| Supplied material |
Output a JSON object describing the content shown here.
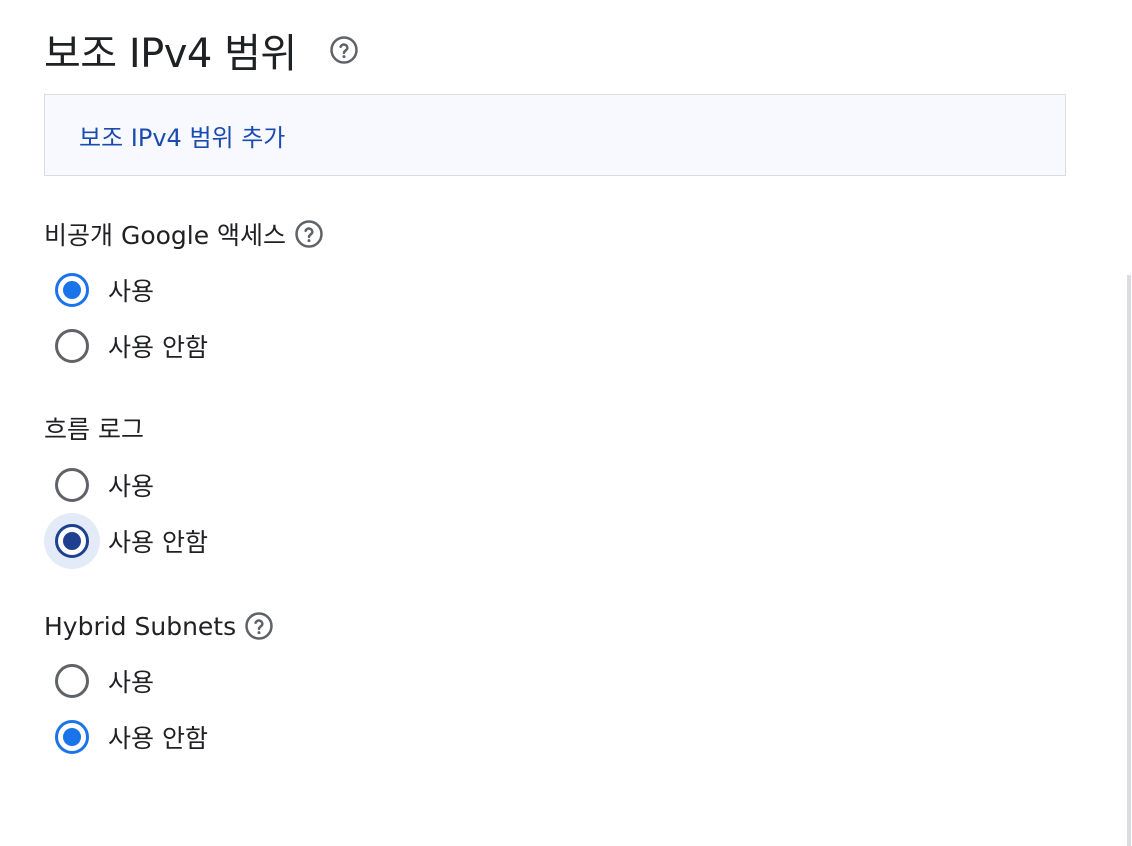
{
  "header": {
    "title": "보조 IPv4 범위",
    "help_icon": "help-circle-icon"
  },
  "add_range": {
    "label": "보조 IPv4 범위 추가"
  },
  "sections": [
    {
      "label": "비공개 Google 액세스",
      "has_help": true,
      "options": [
        {
          "label": "사용",
          "checked": true
        },
        {
          "label": "사용 안함",
          "checked": false
        }
      ]
    },
    {
      "label": "흐름 로그",
      "has_help": false,
      "options": [
        {
          "label": "사용",
          "checked": false
        },
        {
          "label": "사용 안함",
          "checked": true,
          "focused": true
        }
      ]
    },
    {
      "label": "Hybrid Subnets",
      "has_help": true,
      "options": [
        {
          "label": "사용",
          "checked": false
        },
        {
          "label": "사용 안함",
          "checked": true
        }
      ]
    }
  ],
  "colors": {
    "accent": "#1a73e8",
    "accent_focused": "#1f3f8f",
    "link": "#1a4bb0",
    "box_background": "#f8f9fe",
    "border": "#dadce0",
    "text": "#202124",
    "radio_unchecked": "#5f6368"
  }
}
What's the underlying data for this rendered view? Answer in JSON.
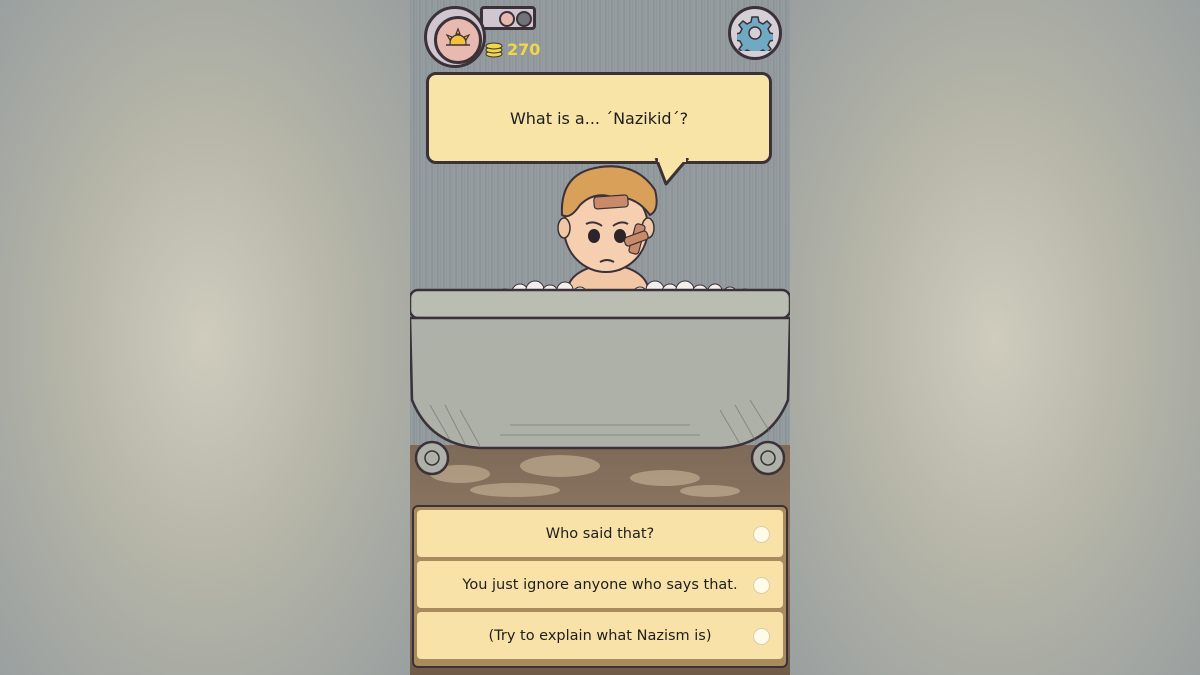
{
  "hud": {
    "coins": "270",
    "day_icon": "sun-icon",
    "settings_icon": "gear-icon",
    "day_badge_color": "#e8b9ae",
    "pill_colors": [
      "#e8b9ae",
      "#6f7479"
    ]
  },
  "dialogue": {
    "question": "What is a... ´Nazikid´?"
  },
  "answers": [
    {
      "label": "Who said that?"
    },
    {
      "label": "You just ignore anyone who says that."
    },
    {
      "label": "(Try to explain what Nazism is)"
    }
  ],
  "colors": {
    "bubble": "#f8e4a6",
    "answer_bg": "#f8e2a8",
    "coin_text": "#f2d64a"
  }
}
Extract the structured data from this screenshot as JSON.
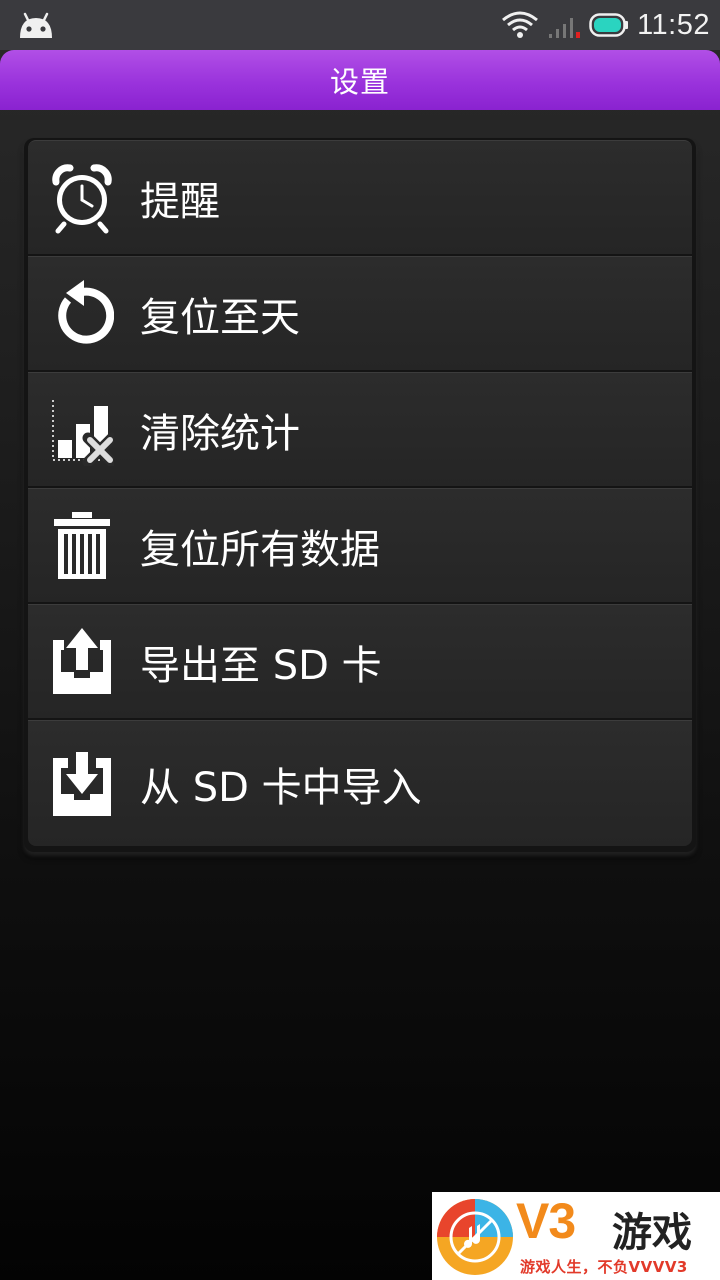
{
  "status_bar": {
    "time": "11:52",
    "icons": [
      "android-icon",
      "wifi-icon",
      "signal-icon",
      "battery-icon"
    ]
  },
  "title_bar": {
    "title": "设置"
  },
  "menu": {
    "items": [
      {
        "label": "提醒",
        "icon": "alarm-clock-icon"
      },
      {
        "label": "复位至天",
        "icon": "reset-arrow-icon"
      },
      {
        "label": "清除统计",
        "icon": "chart-clear-icon"
      },
      {
        "label": "复位所有数据",
        "icon": "trash-icon"
      },
      {
        "label": "导出至 SD 卡",
        "icon": "export-upload-icon"
      },
      {
        "label": "从 SD 卡中导入",
        "icon": "import-download-icon"
      }
    ]
  },
  "watermark": {
    "brand": "V3",
    "name": "游戏",
    "slogan": "游戏人生，不负VVVV3"
  },
  "colors": {
    "title_bar": "#9a33dc",
    "status_bar": "#3a3a3e",
    "battery": "#2ad4c0",
    "watermark_brand": "#f28a1b"
  }
}
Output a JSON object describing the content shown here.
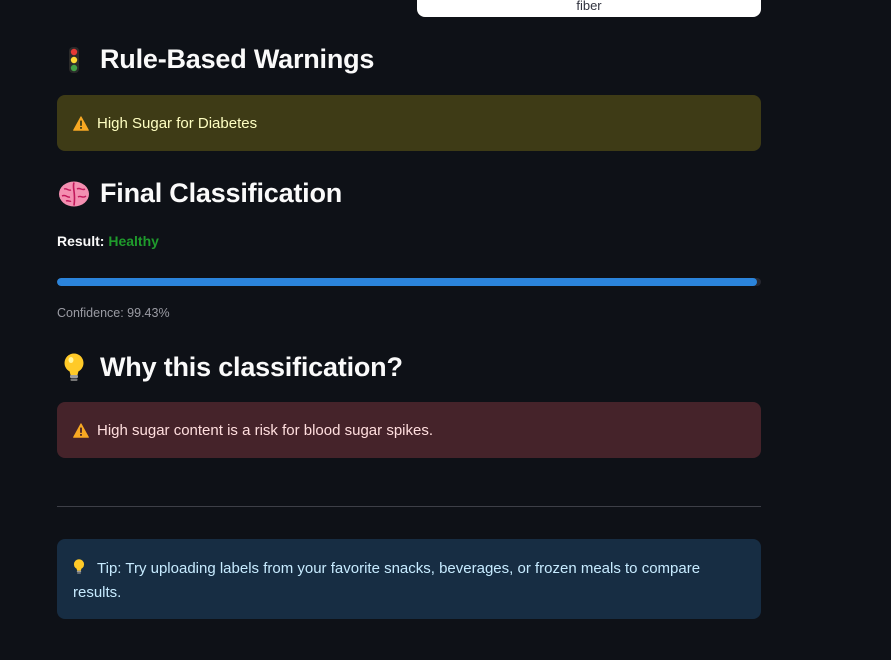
{
  "top_card": {
    "text": "fiber"
  },
  "warnings_section": {
    "emoji": "traffic-light-icon",
    "title": "Rule-Based Warnings",
    "warnings": [
      {
        "icon": "warning-icon",
        "text": "High Sugar for Diabetes"
      }
    ]
  },
  "classification_section": {
    "emoji": "brain-icon",
    "title": "Final Classification",
    "result_label": "Result:",
    "result_value": "Healthy",
    "confidence_fraction": 0.9943,
    "confidence_text": "Confidence: 99.43%"
  },
  "why_section": {
    "emoji": "lightbulb-icon",
    "title": "Why this classification?",
    "reasons": [
      {
        "icon": "warning-icon",
        "text": "High sugar content is a risk for blood sugar spikes."
      }
    ]
  },
  "tip": {
    "icon": "lightbulb-icon",
    "text": "Tip: Try uploading labels from your favorite snacks, beverages, or frozen meals to compare results."
  },
  "colors": {
    "background": "#0e1117",
    "success_text": "#1f9b2c",
    "progress_fill": "#2b84db",
    "warning_bg": "#3e3b16",
    "error_bg": "#45232a",
    "info_bg": "#172d43"
  }
}
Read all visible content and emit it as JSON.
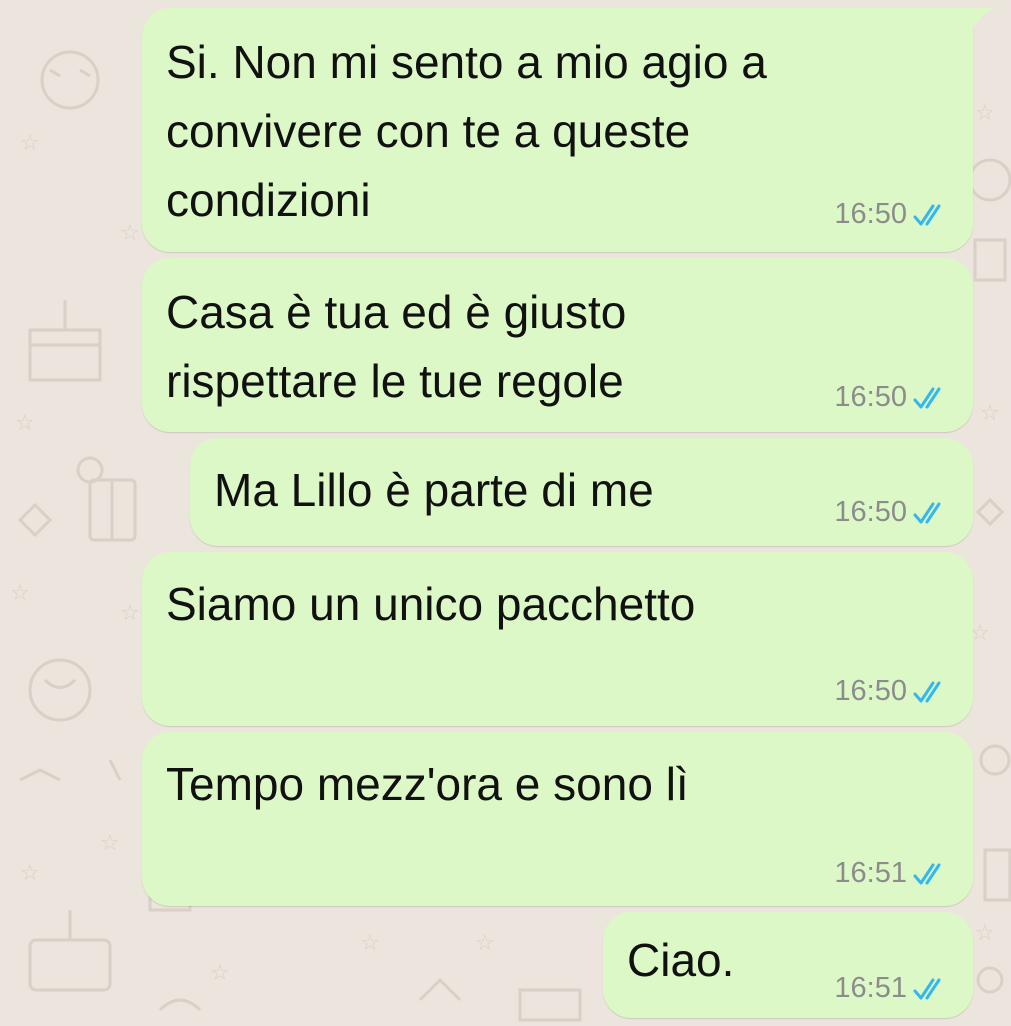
{
  "messages": [
    {
      "text": "Si. Non mi sento a mio agio a convivere con te a queste condizioni",
      "time": "16:50",
      "status_icon": "double-check-read-icon"
    },
    {
      "text": "Casa è tua ed è giusto rispettare le tue regole",
      "time": "16:50",
      "status_icon": "double-check-read-icon"
    },
    {
      "text": "Ma Lillo è parte di me",
      "time": "16:50",
      "status_icon": "double-check-read-icon"
    },
    {
      "text": "Siamo un unico pacchetto",
      "time": "16:50",
      "status_icon": "double-check-read-icon"
    },
    {
      "text": "Tempo mezz'ora e sono lì",
      "time": "16:51",
      "status_icon": "double-check-read-icon"
    },
    {
      "text": "Ciao.",
      "time": "16:51",
      "status_icon": "double-check-read-icon"
    }
  ],
  "colors": {
    "background": "#ece5dd",
    "outgoing_bubble": "#dcf8c6",
    "read_ticks": "#34b7f1",
    "timestamp": "#8c8c8c"
  }
}
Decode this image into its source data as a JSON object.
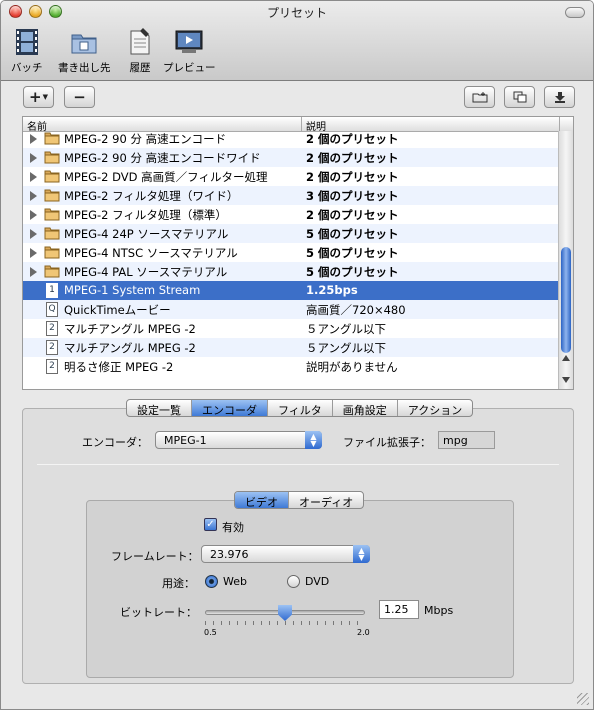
{
  "window": {
    "title": "プリセット"
  },
  "toolbar": [
    {
      "id": "batch",
      "label": "バッチ",
      "icon": "filmstrip-icon"
    },
    {
      "id": "destinations",
      "label": "書き出し先",
      "icon": "folder-icon"
    },
    {
      "id": "history",
      "label": "履歴",
      "icon": "document-list-icon"
    },
    {
      "id": "preview",
      "label": "プレビュー",
      "icon": "monitor-icon"
    }
  ],
  "list_buttons": {
    "add": "+",
    "remove": "−",
    "add_folder": "folder-plus-icon",
    "duplicate": "duplicate-icon",
    "export": "export-icon"
  },
  "list": {
    "columns": [
      "名前",
      "説明"
    ],
    "rows": [
      {
        "name": "MPEG-2 90 分 高速エンコード",
        "desc": "2 個のプリセット",
        "kind": "folder"
      },
      {
        "name": "MPEG-2 90 分 高速エンコードワイド",
        "desc": "2 個のプリセット",
        "kind": "folder"
      },
      {
        "name": "MPEG-2 DVD 高画質／フィルター処理",
        "desc": "2 個のプリセット",
        "kind": "folder"
      },
      {
        "name": "MPEG-2 フィルタ処理（ワイド）",
        "desc": "3 個のプリセット",
        "kind": "folder"
      },
      {
        "name": "MPEG-2 フィルタ処理（標準）",
        "desc": "2 個のプリセット",
        "kind": "folder"
      },
      {
        "name": "MPEG-4 24P ソースマテリアル",
        "desc": "5 個のプリセット",
        "kind": "folder"
      },
      {
        "name": "MPEG-4 NTSC ソースマテリアル",
        "desc": "5 個のプリセット",
        "kind": "folder"
      },
      {
        "name": "MPEG-4 PAL ソースマテリアル",
        "desc": "5 個のプリセット",
        "kind": "folder"
      },
      {
        "name": "MPEG-1 System Stream",
        "desc": "1.25bps",
        "kind": "doc",
        "badge": "1",
        "selected": true
      },
      {
        "name": "QuickTimeムービー",
        "desc": "高画質／720×480",
        "kind": "doc",
        "badge": "Q"
      },
      {
        "name": "マルチアングル MPEG -2",
        "desc": "５アングル以下",
        "kind": "doc",
        "badge": "2"
      },
      {
        "name": "マルチアングル MPEG -2",
        "desc": "５アングル以下",
        "kind": "doc",
        "badge": "2"
      },
      {
        "name": "明るさ修正 MPEG -2",
        "desc": "説明がありません",
        "kind": "doc",
        "badge": "2"
      }
    ]
  },
  "tabs": [
    "設定一覧",
    "エンコーダ",
    "フィルタ",
    "画角設定",
    "アクション"
  ],
  "active_tab": "エンコーダ",
  "encoder": {
    "label": "エンコーダ：",
    "value": "MPEG-1",
    "ext_label": "ファイル拡張子：",
    "ext_value": "mpg"
  },
  "subtabs": [
    "ビデオ",
    "オーディオ"
  ],
  "active_subtab": "ビデオ",
  "video": {
    "enabled_label": "有効",
    "enabled": true,
    "framerate_label": "フレームレート：",
    "framerate_value": "23.976",
    "usage_label": "用途：",
    "usage_options": [
      "Web",
      "DVD"
    ],
    "usage_selected": "Web",
    "bitrate_label": "ビットレート：",
    "bitrate_value": "1.25",
    "bitrate_unit": "Mbps",
    "bitrate_min": "0.5",
    "bitrate_max": "2.0",
    "bitrate_level": 1.25
  },
  "colors": {
    "selection": "#3c6fc8",
    "accent": "#2f6ad0",
    "alt_row": "#edf3fe"
  }
}
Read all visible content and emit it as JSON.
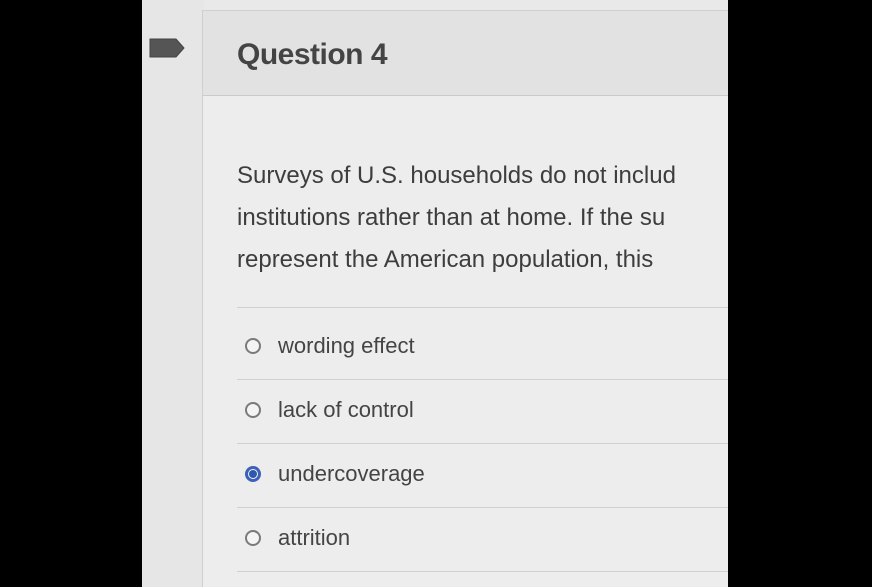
{
  "question": {
    "title": "Question 4",
    "text_lines": [
      "Surveys of U.S. households do not includ",
      "institutions rather than at home. If the su",
      "represent the American population, this"
    ]
  },
  "options": [
    {
      "label": "wording effect",
      "selected": false
    },
    {
      "label": "lack of control",
      "selected": false
    },
    {
      "label": "undercoverage",
      "selected": true
    },
    {
      "label": "attrition",
      "selected": false
    }
  ],
  "colors": {
    "selected_radio": "#2f56b0",
    "flag": "#555555"
  },
  "icons": {
    "flag": "flag-icon"
  }
}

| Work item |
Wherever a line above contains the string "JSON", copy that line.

| Task result |
Output a JSON object describing the content shown here.
What's the underlying data for this rendered view? Answer in JSON.
Extract the structured data from this screenshot as JSON.
Output a JSON object describing the content shown here.
Read all visible content and emit it as JSON.
Decode this image into its source data as a JSON object.
Read all visible content and emit it as JSON.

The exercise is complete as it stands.